He then asked Obama pointedly, “Is the American dream dead?”
A relatively new realization for many, the middle class American dream has in fact long been in jeopardy.
The question, posed to the president Sept. 20, revealed the expectation among some that Obama can restore it, inevitably coupled with frustration that he hasn’t succeeded in doing so already.
Such desires are understandable, but nonetheless ignorant to longstanding trends that have brought about the dramatic rise of America’s economic inequality and the precipitous decline of its middle class.
To comprehend its condition in 2010, it is necessary to re-visit 1980, when a weak economy and a hostage crisis in Iran helped Ronald Reagan win a landslide electoral victory. The support he garnered from blue-collar, previously Democratic voters, dubbed “Reagan Democrats,” was significant: In winning them over to the Republican side, he realigned American politics and sounded the death knell for the New Deal Coalition that expanded the middle class through the passage of Social Security, the GI Bill, Medicare and Medicaid, the Civil Rights Act, the Pell Grant, and much else.
Despite Reagan’s popularity, the benefits of his supply-side economic policies failed to “trickle down” to the workers who have, over the years, come to often favor his political party at the polls. In 1980, the take of the wealthiest 1 percent of Americans stood at 9 percent.
By 2007, it had risen to 23.5 percent.
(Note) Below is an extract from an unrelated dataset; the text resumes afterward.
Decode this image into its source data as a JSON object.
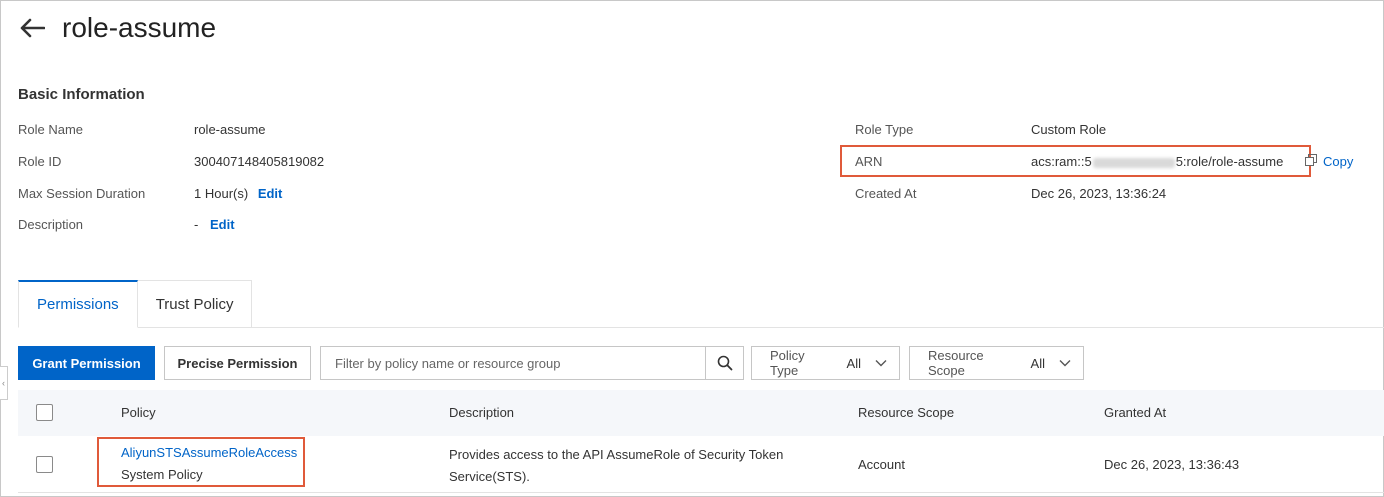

This dramatic consolidation of wealth was highlighted by the president, who pointed out that in 2009, amidst the Great Recession, each of America’s 25 highest-paid hedge fund managers took home an average of $1 billion.
Our nation’s yawning wealth gap, spawned in part by the bankrupt ideology of Obama’s fiercest critics on the right, has created a chasm into which the middle class continues to fall.
Obama hinted at the irony of an electorate that frequently votes against its own class interests when he told his audience last week that he personally stands to benefit from the renewal of the Bush tax cuts which he now seeks to abolish. His opposition, part of the first Oval Office effort in nearly a decade to boost the diminished prospects for America’s middle class, is commendable.
The current era of Democratic leadership on both ends of Pennsylvania Avenue has yielded real benefits for working Americans that include a higher minimum wage, the guarantee of health insurance, protection from predatory lenders and federal student financial aid reform.
Yet to expect the president to reverse a 30-year trend, or to reject his congressional allies on the grounds that he hasn’t transformed our country and its capital city during his 21 months in office, is every bit as unfair as the injustices that now enrage voters.
Flowing from both ends of the political spectrum (Jon Stewart recently told Bill O’Reilly that he is “saddened” by Obama), such sentiment fails to grasp the magnitude or historical context of the challenges at hand.
The profound confusion over whom and what is responsible for the American dream falling out of reach shouldn’t obfuscate the frustrations its elusiveness has generated among voters.
Indeed, this frustration is clearly justified.
However, the anger directed at the president and his party is deeply misplaced. Largely a consequence of discredited policies, the middle class’ decline has been three decades in the making; an informed perspective suggests its restoration may take just as long.
Rennie Silva, a native of Florence, MA, is a graduate student in international security and economic policy at the University of Maryland, College Park. He can be reached at Rennie.Silva@gmail.com.